One incident cost an estimated €135,000, Deloitte survey claims

Digital crime costs Irish organisations an average of 2.7 per cent of their turnover for the year, with a single incident costing an estimated €135,000, a new survey has claimed.

According to the annual Deloitte Information Security and Cybercrime Survey, which was carried out in association with EMC, about 40 per cent of firms in Ireland have had at least one security breach in the past 12 months. Of these firms, 21 per cent said there had been up to five breaches, and 7 per cent recorded more than 20 incidents.

The cost of simply cleaning up a security incident came in at just under €30,000 on average, the survey found.

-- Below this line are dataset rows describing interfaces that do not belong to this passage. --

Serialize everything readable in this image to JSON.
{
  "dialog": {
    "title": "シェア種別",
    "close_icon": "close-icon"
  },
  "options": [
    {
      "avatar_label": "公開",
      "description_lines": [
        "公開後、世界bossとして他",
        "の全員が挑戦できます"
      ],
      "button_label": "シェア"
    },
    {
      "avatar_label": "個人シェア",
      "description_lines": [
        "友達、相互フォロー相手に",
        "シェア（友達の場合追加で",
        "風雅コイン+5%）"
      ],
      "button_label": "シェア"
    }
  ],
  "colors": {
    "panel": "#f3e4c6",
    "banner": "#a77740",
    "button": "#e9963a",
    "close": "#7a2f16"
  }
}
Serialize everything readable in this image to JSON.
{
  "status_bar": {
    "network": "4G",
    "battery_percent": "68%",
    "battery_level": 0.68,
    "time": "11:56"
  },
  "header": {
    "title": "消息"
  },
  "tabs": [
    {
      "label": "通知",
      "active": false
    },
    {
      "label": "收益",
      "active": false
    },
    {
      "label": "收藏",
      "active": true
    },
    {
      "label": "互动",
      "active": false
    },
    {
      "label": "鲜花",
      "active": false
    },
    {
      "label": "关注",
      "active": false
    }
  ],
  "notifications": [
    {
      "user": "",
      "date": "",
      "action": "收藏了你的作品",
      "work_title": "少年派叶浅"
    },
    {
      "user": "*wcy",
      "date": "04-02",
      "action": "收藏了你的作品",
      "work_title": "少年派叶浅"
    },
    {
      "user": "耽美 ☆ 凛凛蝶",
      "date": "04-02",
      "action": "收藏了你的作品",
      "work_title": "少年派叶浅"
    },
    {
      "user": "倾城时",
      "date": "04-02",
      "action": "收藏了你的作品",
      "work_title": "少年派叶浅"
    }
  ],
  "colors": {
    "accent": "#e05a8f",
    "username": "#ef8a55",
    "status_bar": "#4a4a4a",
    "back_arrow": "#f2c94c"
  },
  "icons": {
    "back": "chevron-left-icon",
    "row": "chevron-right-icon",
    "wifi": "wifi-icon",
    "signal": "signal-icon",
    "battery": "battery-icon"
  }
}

In what could be a more worrying sign, more than a quarter said they were unsure how many breaches their company had suffered over the year, and almost half said funding was limited.



Deloitte’s Colm McDonnell said it was worrying that 28 per cent of companies were unaware of the level of attack on their business.

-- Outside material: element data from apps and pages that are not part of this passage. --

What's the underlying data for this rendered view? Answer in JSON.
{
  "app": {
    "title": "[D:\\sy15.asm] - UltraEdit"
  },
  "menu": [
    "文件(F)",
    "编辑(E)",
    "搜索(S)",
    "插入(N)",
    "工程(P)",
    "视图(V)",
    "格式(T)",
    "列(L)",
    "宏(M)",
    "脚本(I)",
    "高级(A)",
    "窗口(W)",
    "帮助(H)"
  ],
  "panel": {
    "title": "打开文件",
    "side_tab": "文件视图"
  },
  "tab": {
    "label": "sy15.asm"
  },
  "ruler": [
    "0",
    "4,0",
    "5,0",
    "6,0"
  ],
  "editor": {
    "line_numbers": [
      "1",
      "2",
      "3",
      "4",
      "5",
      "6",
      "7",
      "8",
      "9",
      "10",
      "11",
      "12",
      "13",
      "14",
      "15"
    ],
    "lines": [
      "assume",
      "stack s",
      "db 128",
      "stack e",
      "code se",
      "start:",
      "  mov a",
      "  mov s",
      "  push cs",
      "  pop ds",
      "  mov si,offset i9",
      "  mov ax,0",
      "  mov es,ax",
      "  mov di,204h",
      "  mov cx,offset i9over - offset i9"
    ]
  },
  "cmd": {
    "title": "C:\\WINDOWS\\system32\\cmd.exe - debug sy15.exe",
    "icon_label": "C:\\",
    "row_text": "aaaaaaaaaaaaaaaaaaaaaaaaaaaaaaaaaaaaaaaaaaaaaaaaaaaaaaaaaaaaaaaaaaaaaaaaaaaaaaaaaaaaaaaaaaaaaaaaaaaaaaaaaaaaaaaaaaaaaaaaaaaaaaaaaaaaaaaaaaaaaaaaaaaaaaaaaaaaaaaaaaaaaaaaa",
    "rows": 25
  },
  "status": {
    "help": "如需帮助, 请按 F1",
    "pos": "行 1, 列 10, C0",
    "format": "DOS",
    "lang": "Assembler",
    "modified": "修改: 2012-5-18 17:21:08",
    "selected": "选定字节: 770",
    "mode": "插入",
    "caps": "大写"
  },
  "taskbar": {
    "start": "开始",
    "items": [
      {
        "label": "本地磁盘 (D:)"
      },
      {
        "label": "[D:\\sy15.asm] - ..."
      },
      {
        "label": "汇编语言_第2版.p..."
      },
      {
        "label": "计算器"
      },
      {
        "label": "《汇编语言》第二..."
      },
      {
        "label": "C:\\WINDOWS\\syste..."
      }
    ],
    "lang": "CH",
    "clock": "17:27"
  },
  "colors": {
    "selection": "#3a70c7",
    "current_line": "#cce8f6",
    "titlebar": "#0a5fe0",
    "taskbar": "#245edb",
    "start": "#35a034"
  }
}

“You would expect senior management to know the level of incidents and near misses,” he said.

Hacking was the most common form of security breach identified, with 19 per cent of organisations saying they had suffered such an attack. About 14 per cent were subjected to a denial of service or distributed denial of service attack, while 12 per cent said security breaches were caused by malware.

Lack of funding is still a major challenge for companies in fighting security breaches, although emerging technological threats moved to the top of the list of challenges, knocking employees into second place.

“It only becomes a boardroom issue when you become directly impacted,” Mr McDonnell said.

Although the number of serious incidents identified by companies was falling – 45 per cent of firms that reported a breach said the organisation had identified 40 per cent of serious incidents compared with last year's 58 per cent – Mr McDonnell said this was not necessarily a positive sign.


He noted it was difficult to tell if the decline was due to incidents being prevented or to cyber attacks becoming more sophisticated.

“It would be naive to think we’re ahead,” he said.

Despite the cost of such incidents, only a third of companies said preventing such intrusions and digital crime was identified as a priority.

The main driver behind investment in advanced security technologies was still compliance, the survey found, with 45 per cent of respondents saying it was the main motivator.

Ciara O'Brien

Ciara O'Brien

Ciara O'Brien is an Irish Times business and technology journalist